Chemical: 

Herbicides may be the most effective, cost effective option for eradication of large infestations. Professional, licensed contractors are required for this method. In Washington State specially formulated aquatic herbicides are only available for purchase to licensed applicators. Applying herbicides to water requires a permit from Washington Department of Ecology.

For additional information, read this.

An aquatic formulation of imazamox will be used in 2020.

The need for treatment is assessed at least every other year by the Beaver Lake Management District Advisory Board.

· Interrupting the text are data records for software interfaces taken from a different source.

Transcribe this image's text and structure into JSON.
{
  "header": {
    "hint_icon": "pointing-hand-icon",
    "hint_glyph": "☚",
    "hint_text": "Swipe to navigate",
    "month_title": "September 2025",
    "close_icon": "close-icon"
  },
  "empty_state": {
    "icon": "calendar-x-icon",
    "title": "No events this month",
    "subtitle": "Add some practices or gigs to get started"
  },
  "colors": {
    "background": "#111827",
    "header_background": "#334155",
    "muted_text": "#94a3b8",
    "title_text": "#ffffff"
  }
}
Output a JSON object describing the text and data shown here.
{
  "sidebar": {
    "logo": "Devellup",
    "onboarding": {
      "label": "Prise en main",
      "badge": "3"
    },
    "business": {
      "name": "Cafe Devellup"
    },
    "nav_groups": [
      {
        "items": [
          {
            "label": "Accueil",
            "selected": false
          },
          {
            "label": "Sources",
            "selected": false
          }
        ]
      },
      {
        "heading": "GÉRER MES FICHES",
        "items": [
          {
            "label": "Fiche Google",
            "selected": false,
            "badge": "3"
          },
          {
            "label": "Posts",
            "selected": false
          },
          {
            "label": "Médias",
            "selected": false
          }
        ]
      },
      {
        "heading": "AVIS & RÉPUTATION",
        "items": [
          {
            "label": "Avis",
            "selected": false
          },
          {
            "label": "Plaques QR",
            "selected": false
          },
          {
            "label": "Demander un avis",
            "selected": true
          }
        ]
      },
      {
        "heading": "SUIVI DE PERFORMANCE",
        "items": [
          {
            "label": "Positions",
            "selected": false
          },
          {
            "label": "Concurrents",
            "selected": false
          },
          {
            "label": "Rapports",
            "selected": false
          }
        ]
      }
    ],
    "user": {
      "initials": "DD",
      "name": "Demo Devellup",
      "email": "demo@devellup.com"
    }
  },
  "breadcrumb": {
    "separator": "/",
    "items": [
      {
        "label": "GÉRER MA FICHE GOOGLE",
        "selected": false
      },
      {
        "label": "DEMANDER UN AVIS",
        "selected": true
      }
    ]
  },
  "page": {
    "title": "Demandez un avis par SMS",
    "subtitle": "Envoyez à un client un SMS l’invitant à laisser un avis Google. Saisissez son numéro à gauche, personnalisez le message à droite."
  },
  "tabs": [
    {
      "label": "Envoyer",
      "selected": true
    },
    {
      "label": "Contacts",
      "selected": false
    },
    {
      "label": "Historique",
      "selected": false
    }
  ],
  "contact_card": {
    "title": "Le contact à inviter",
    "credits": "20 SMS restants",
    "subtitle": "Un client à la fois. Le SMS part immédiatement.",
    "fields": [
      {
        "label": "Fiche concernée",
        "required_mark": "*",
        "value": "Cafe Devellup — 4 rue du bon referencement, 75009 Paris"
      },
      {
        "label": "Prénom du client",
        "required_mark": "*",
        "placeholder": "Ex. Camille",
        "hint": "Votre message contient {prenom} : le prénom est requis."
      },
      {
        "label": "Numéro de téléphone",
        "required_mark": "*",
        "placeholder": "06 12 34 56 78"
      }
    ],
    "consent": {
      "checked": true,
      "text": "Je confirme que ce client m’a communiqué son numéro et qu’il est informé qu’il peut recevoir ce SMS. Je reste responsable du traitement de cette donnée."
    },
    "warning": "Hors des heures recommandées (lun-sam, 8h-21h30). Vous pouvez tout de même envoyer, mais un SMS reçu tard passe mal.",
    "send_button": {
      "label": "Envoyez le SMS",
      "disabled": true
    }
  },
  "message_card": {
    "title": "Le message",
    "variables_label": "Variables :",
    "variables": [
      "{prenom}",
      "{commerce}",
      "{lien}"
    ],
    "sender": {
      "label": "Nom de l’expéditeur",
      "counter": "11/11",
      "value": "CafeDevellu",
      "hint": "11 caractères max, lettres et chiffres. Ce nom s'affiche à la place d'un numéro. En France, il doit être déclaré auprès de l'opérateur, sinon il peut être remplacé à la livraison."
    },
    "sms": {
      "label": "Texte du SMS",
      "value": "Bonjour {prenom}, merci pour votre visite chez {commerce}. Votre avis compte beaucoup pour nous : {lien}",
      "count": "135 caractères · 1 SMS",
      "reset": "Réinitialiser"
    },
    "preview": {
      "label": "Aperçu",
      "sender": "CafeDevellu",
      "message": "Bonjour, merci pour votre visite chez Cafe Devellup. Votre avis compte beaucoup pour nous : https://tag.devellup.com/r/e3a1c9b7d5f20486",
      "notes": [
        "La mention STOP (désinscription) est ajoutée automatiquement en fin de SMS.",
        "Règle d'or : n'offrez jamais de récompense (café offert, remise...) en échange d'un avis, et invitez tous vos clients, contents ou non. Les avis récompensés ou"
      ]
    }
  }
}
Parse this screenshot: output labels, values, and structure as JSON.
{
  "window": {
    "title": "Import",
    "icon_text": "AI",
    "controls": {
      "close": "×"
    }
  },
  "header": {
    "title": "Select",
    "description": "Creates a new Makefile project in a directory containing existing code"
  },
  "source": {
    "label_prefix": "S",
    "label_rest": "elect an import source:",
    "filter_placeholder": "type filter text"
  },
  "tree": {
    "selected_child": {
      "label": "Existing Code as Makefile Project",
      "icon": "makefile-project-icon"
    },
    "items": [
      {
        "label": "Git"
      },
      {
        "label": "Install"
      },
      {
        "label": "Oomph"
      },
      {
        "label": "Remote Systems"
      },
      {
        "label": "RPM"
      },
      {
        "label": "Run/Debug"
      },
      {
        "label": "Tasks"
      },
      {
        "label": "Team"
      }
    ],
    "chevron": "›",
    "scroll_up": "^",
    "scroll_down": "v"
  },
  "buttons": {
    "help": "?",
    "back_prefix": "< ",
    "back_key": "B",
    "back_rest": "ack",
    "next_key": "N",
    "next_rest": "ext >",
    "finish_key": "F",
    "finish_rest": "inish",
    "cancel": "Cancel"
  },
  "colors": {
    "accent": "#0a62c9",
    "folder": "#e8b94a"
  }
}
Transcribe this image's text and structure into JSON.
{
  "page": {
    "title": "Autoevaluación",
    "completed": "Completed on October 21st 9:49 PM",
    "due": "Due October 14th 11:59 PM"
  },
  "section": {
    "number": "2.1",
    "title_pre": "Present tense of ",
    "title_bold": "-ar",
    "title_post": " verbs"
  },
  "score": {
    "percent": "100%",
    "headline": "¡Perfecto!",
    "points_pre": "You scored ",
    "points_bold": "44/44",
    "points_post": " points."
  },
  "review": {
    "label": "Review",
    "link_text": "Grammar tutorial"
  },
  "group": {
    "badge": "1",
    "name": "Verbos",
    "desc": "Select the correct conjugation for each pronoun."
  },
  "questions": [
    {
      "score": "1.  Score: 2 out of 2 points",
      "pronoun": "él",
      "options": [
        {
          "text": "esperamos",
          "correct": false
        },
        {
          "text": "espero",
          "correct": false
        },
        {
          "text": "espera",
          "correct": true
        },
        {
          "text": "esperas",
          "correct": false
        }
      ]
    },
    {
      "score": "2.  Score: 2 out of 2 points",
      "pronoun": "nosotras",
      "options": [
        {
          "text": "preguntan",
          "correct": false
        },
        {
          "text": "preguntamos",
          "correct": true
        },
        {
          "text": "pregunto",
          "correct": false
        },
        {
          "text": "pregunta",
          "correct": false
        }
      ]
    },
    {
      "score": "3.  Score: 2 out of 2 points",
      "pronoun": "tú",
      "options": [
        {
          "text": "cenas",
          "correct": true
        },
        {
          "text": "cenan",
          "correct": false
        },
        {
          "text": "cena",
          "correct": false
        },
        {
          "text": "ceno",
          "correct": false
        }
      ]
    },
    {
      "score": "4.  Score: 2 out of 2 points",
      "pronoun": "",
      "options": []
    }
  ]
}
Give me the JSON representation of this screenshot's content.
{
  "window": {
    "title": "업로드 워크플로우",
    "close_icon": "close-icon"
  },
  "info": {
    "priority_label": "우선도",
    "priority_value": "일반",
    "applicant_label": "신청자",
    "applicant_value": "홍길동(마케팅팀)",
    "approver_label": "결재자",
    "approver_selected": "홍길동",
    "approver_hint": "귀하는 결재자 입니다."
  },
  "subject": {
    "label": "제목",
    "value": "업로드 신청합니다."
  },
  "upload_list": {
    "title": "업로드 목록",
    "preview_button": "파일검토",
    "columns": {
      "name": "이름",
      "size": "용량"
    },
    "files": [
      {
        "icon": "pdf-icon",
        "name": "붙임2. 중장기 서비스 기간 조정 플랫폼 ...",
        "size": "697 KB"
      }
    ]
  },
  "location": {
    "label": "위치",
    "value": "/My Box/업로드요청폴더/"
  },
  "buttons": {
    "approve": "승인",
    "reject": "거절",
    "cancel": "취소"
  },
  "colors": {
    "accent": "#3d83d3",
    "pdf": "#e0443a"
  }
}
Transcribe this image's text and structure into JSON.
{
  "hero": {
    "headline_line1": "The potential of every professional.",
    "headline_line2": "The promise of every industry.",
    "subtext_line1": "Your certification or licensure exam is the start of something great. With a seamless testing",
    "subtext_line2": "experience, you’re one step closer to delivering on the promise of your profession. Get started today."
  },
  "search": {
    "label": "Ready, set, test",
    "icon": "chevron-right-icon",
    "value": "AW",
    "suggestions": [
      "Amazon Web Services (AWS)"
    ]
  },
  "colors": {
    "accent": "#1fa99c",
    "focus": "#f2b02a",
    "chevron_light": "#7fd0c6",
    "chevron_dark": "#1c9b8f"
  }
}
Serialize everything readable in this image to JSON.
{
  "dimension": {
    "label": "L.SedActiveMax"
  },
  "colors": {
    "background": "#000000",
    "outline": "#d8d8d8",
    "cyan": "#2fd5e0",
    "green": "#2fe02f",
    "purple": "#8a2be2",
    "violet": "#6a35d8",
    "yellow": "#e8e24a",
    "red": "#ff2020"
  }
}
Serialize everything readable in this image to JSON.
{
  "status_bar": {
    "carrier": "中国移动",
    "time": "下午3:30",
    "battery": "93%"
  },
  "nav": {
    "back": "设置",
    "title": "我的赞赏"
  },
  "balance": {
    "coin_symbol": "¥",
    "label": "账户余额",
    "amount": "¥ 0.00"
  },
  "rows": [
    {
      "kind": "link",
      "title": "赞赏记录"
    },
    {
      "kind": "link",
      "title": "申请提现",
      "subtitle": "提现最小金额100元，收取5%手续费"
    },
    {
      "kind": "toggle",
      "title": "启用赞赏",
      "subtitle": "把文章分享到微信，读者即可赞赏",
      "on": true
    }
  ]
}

The decision to treat Beaver Lake is informed by experts in freshwater lake treatment and is ultimately made by the Advisory Board of the Beaver Lake Management District. More info about the Beaver Lake Management District Advisory Board's mission and activities can be found at www.sammamish.us/blmd.

Properties on Beaver Lake and properties that drain to Beaver Lake are billed every year on their property tax for the Beaver Lake Management District, known as a special assessment. The fee also pays for monitoring, outreach and education, and administration of the Beaver Lake Management District.

The length of time an herbicide stays in the water depends on the type of chemical used. In the past, Beaver Lake was treated with glyphosate. For 2020, imazamox will be applied. Water treated with imazamox may be used immediately following application for fishing, swimming, cooking, bathing, and watering livestock (see fact sheet here).

The Beaver Lake Community Club (BLCC) hired a licensed applicator to treat the lake starting in 2016. There were a large number of lilies in the lake, so that treatment was the first step in a multi-year effort to control the lily pads. Not all of the lily pads are treated at the same time because if we treated all of the weeds at once, we could cause mud mats to form. Mud mats are beds of mud where the weeds have died and then float to the surface. The need for more treatment is considered after each treatment cycle is done.

Treatment is regulated under general permit by Department of Ecology. 

Information about the general permit: www.ecology.wa.gov/AquaticPlants

Update to Department of Ecology General Permit to Help Remove Noxious Weeds: https://ecology.wa.gov/Blog/Posts/September-2019/Update-to-general-permit-that-helps-remove-noxious

King County web page on Fragrant Water Lily:http://www.kingcounty.gov/services/environment/animals-and-plants/noxious-weeds/weed-identification/fragrant-water-lily.aspx

King County fact sheet for best practices managing Fragrant Water Lily: http://your.kingcounty.gov/dnrp/library/water-and-land/weeds/BMPs/fragrant-water-lily-control.pdf http://www.ecy.wa.gov/programs/wq/pesticides/regpesticides.html 

Chris Knutson
Water Quality Planner/Project Manager II
King County Water and Land Resources Division
201 S. Jackson St, Suite 600
Seattle, WA 98104-3855
chris.knutson@kingcounty.gov
206-477-4739 (office)